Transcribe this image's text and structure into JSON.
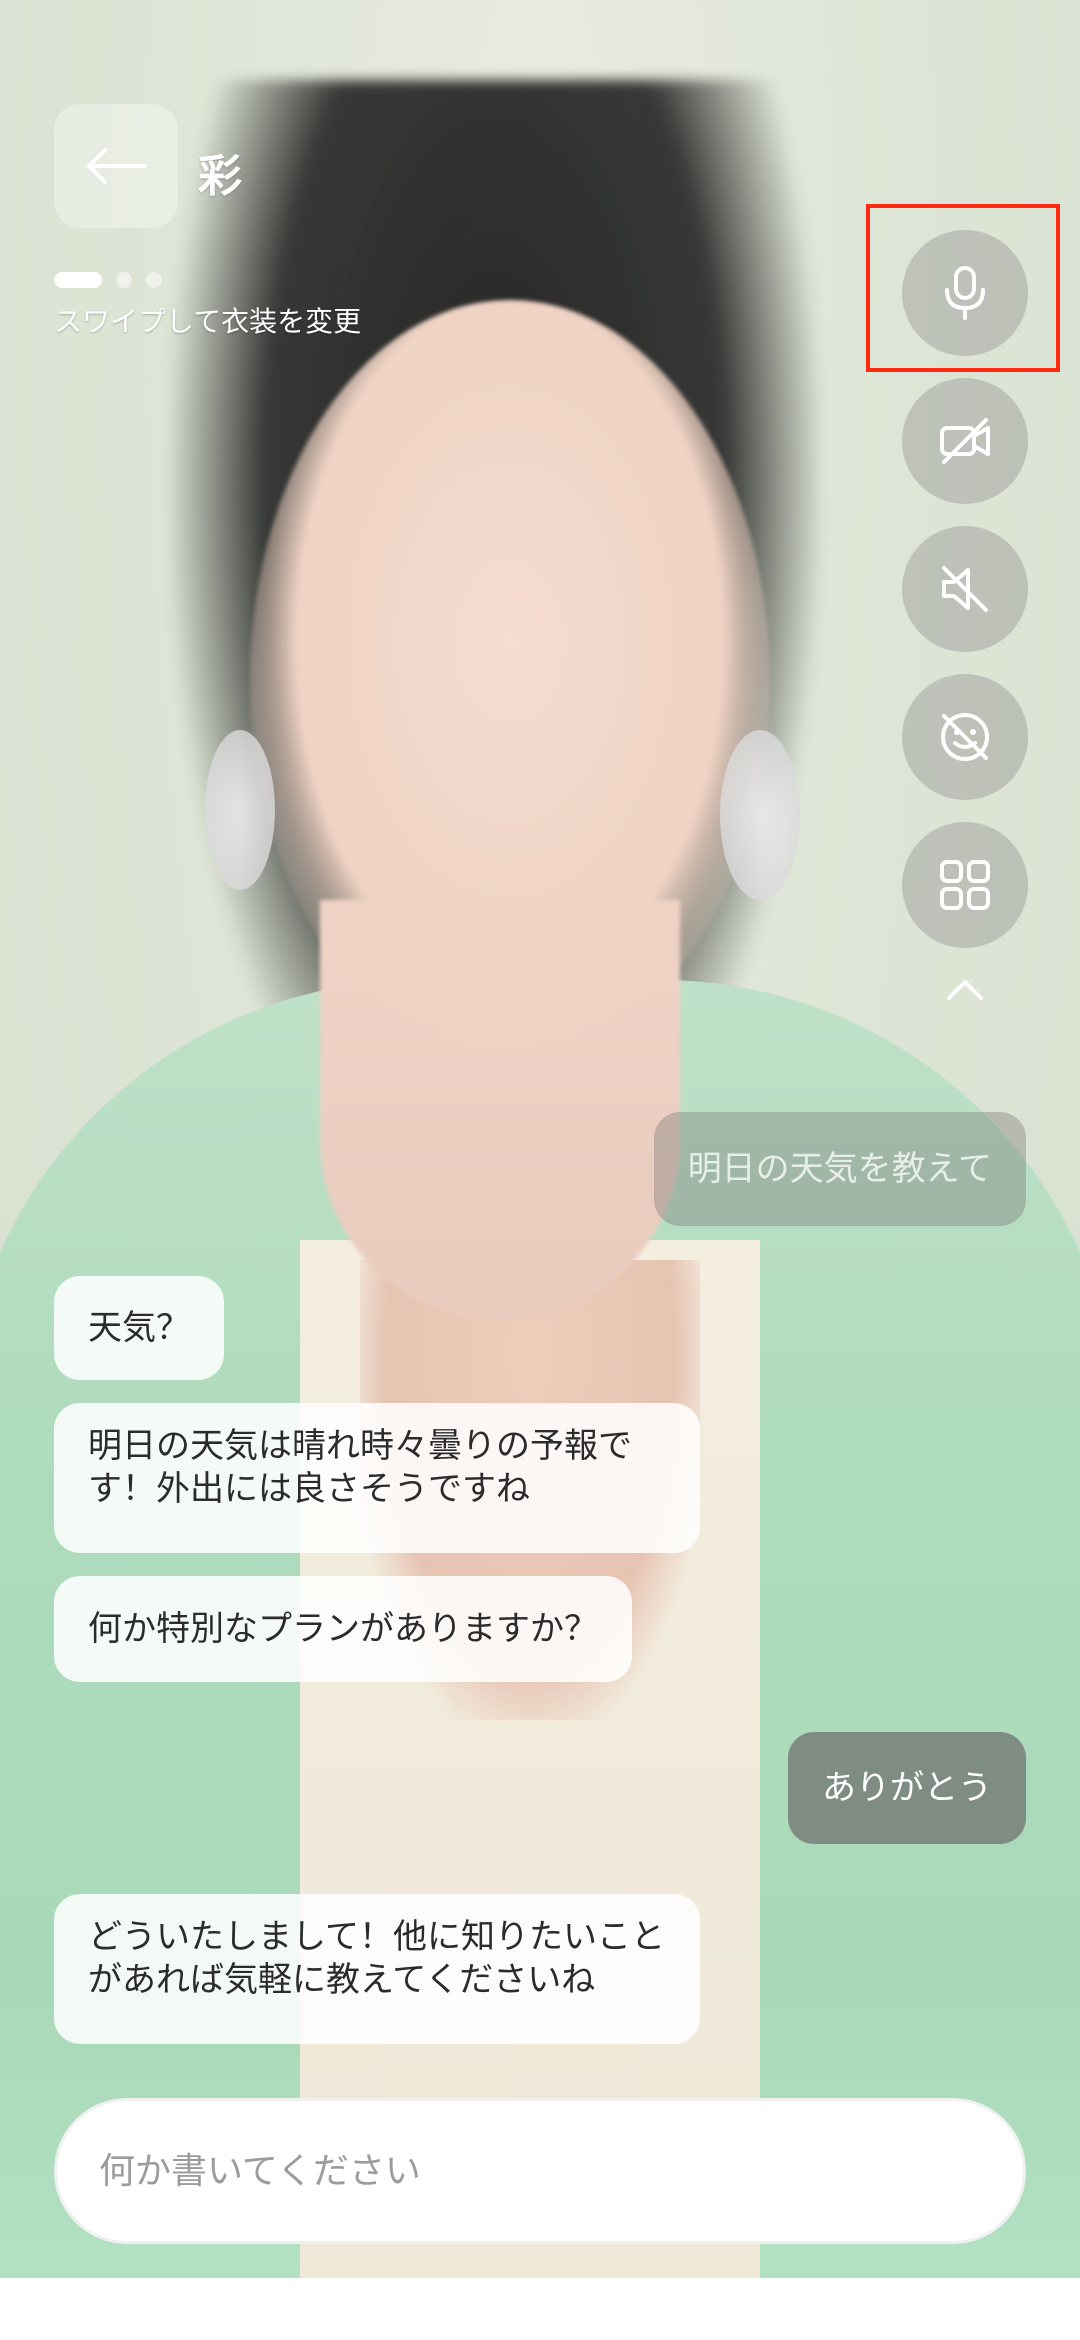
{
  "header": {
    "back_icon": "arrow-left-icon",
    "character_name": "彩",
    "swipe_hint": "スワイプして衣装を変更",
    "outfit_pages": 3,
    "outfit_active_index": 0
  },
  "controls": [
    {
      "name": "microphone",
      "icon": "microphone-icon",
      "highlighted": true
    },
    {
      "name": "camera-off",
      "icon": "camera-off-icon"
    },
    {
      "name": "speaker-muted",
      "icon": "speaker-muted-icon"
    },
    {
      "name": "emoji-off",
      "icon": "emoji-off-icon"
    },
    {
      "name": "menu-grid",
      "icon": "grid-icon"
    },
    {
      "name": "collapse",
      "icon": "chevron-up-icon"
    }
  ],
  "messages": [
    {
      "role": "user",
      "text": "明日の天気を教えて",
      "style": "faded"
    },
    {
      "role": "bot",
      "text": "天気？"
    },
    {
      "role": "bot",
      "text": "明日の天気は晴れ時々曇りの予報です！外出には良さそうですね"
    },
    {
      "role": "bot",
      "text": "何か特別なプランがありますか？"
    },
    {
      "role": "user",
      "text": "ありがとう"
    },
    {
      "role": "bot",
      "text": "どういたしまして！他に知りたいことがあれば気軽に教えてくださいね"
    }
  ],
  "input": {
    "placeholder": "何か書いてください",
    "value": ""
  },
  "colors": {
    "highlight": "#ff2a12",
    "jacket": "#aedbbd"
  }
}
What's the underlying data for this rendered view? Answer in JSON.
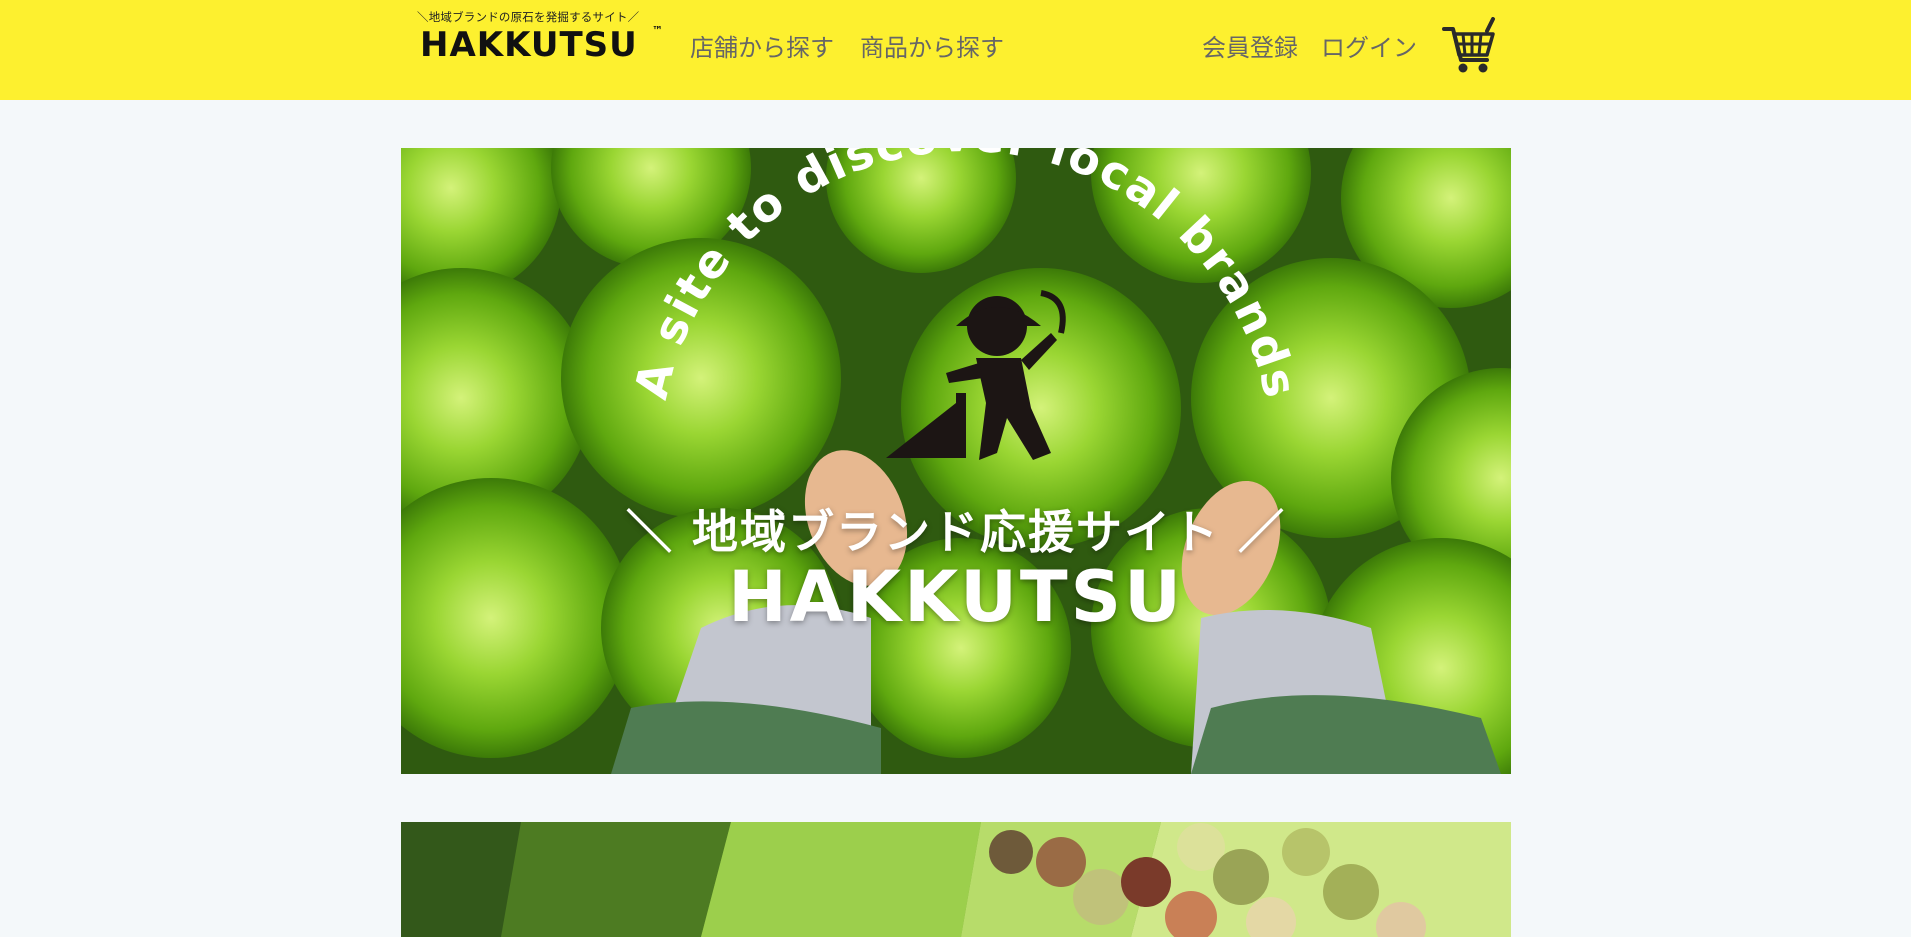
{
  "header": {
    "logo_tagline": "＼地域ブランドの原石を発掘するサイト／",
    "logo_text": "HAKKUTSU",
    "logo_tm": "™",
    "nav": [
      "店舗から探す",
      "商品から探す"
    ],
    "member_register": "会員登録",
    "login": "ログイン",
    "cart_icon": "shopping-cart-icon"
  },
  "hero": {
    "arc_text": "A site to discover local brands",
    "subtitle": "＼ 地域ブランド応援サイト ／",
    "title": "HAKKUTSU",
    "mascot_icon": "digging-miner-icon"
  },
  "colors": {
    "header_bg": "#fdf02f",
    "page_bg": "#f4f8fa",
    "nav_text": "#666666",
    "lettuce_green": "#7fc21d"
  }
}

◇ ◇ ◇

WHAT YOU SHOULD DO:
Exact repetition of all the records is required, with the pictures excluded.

YOUR RESPONSE:
Transcribe this image's text and structure into JSON.
{
  "header": {
    "back_icon": "arrow-left-icon",
    "character_name": "彩",
    "swipe_hint": "スワイプして衣装を変更",
    "outfit_pages": 3,
    "outfit_active_index": 0
  },
  "controls": [
    {
      "name": "microphone",
      "icon": "microphone-icon",
      "highlighted": true
    },
    {
      "name": "camera-off",
      "icon": "camera-off-icon"
    },
    {
      "name": "speaker-muted",
      "icon": "speaker-muted-icon"
    },
    {
      "name": "emoji-off",
      "icon": "emoji-off-icon"
    },
    {
      "name": "menu-grid",
      "icon": "grid-icon"
    },
    {
      "name": "collapse",
      "icon": "chevron-up-icon"
    }
  ],
  "messages": [
    {
      "role": "user",
      "text": "明日の天気を教えて",
      "style": "faded"
    },
    {
      "role": "bot",
      "text": "天気？"
    },
    {
      "role": "bot",
      "text": "明日の天気は晴れ時々曇りの予報です！外出には良さそうですね"
    },
    {
      "role": "bot",
      "text": "何か特別なプランがありますか？"
    },
    {
      "role": "user",
      "text": "ありがとう"
    },
    {
      "role": "bot",
      "text": "どういたしまして！他に知りたいことがあれば気軽に教えてくださいね"
    }
  ],
  "input": {
    "placeholder": "何か書いてください",
    "value": ""
  },
  "colors": {
    "highlight": "#ff2a12",
    "jacket": "#aedbbd"
  }
}
What's the underlying data for this rendered view? Answer in JSON.
{
  "header": {
    "logo_tagline": "＼地域ブランドの原石を発掘するサイト／",
    "logo_text": "HAKKUTSU",
    "logo_tm": "™",
    "nav": [
      "店舗から探す",
      "商品から探す"
    ],
    "member_register": "会員登録",
    "login": "ログイン",
    "cart_icon": "shopping-cart-icon"
  },
  "hero": {
    "arc_text": "A site to discover local brands",
    "subtitle": "＼ 地域ブランド応援サイト ／",
    "title": "HAKKUTSU",
    "mascot_icon": "digging-miner-icon"
  },
  "colors": {
    "header_bg": "#fdf02f",
    "page_bg": "#f4f8fa",
    "nav_text": "#666666",
    "lettuce_green": "#7fc21d"
  }
}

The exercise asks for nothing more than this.